If you’ve looked at the “Hang in there, kitty!” calendar tacked to your cubicle partition you may have noticed that posted in proximity to the perilously pendulous puss is a fat red circle around Saturday, September 14th.
As a good student of Chicago architecture, we don’t have to tell you what that day means. But in case you spent the majority of freshman history class doodling cranes and girders protruding from the spirals of your notebook, we’ll spill the beans: It’s the 150th anniversary of the Old Chicago Water Tower.
Yes, that water tower. The water tower that survived the Great Fire. The water tower that can be seen on logos, t-shirts, and tourist trinkets by the millions.
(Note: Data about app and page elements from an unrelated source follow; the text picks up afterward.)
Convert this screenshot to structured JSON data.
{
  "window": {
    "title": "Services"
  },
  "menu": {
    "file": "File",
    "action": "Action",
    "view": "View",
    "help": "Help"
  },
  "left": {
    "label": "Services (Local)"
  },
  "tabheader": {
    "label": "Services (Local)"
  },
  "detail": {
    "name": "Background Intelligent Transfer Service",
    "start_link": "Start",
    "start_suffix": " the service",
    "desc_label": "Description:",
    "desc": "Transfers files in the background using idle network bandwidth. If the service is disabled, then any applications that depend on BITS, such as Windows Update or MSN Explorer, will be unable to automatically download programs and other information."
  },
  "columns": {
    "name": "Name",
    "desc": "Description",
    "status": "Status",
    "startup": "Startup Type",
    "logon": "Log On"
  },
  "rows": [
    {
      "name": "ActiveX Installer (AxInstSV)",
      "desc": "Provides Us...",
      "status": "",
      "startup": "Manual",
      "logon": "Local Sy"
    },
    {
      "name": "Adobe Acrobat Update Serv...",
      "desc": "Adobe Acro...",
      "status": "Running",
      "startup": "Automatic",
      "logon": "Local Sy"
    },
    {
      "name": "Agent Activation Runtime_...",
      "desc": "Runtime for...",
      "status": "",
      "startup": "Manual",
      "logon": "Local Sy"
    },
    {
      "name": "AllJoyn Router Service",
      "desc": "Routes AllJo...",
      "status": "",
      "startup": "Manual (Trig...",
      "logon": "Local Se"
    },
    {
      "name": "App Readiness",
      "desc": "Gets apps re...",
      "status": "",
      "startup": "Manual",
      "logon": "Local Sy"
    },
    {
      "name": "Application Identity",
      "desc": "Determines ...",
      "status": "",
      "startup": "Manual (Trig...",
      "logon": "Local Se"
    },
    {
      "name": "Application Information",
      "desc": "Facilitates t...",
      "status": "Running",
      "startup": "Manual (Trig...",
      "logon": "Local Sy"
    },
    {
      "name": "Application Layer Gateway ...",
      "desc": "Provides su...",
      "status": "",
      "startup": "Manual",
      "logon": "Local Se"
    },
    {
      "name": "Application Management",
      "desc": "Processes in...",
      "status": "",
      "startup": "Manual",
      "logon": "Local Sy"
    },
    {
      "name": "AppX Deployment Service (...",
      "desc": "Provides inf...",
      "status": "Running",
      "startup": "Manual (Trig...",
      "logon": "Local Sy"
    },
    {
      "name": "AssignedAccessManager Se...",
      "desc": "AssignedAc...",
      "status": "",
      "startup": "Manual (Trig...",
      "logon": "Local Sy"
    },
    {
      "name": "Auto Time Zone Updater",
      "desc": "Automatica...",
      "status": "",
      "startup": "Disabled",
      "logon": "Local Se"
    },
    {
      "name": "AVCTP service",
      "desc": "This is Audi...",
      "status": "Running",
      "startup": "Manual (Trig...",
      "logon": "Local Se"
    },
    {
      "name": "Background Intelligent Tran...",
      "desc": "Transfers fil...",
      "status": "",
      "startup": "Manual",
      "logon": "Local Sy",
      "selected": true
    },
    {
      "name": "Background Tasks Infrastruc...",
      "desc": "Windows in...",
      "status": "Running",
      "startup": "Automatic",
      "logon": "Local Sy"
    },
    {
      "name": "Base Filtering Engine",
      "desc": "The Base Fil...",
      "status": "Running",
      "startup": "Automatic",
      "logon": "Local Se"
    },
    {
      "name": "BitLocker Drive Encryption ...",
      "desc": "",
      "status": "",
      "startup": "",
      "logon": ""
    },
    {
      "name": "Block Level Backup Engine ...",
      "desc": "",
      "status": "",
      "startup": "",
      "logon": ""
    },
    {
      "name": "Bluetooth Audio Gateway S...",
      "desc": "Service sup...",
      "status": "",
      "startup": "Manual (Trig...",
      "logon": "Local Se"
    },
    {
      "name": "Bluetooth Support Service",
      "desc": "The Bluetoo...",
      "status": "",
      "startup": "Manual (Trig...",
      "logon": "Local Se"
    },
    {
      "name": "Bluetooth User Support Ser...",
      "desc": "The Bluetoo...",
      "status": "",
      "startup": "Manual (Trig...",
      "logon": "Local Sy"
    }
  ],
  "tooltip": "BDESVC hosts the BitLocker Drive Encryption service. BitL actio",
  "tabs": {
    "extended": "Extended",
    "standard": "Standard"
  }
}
The water tower that lends its name to the shopping mall and condo tower that was once the home of Oprah Winfrey until she became too fabulous for flyover country and decamped for the Pacific isles. That water tower.
To celebrate the water tower’s sesquicentennial (you may remember that word from Wisconsin license plates), AIA Chicago has joined a bunch of other organizations to put together a “neighborhood festival.”
The full details of what that means are still TBA. But the AIA’s TBA has A’ed, and includes a series of architecture and water-related lectures. If you’re not into lectures, a “day-long festival with family-friendly activities” is also in the works, but that TBA is still on the QT.
The AIA’s end of things has a former director of the Metropolitan Water Reclamation District talking about protecting Lake Michigan; the North Michigan Avenue Association pontificating on the popularity of the prominent pillar; a historian talking about the water tower’s architect, William Boyington; and the city’s water quality honcho detailing how the wet stuff gets from the big lake into your bathtub.
For a visual reminder of the anniversary, the Magnificent Mile Association is going to install 25 five-foot-tall copies of the water tower along North Michigan Avenue.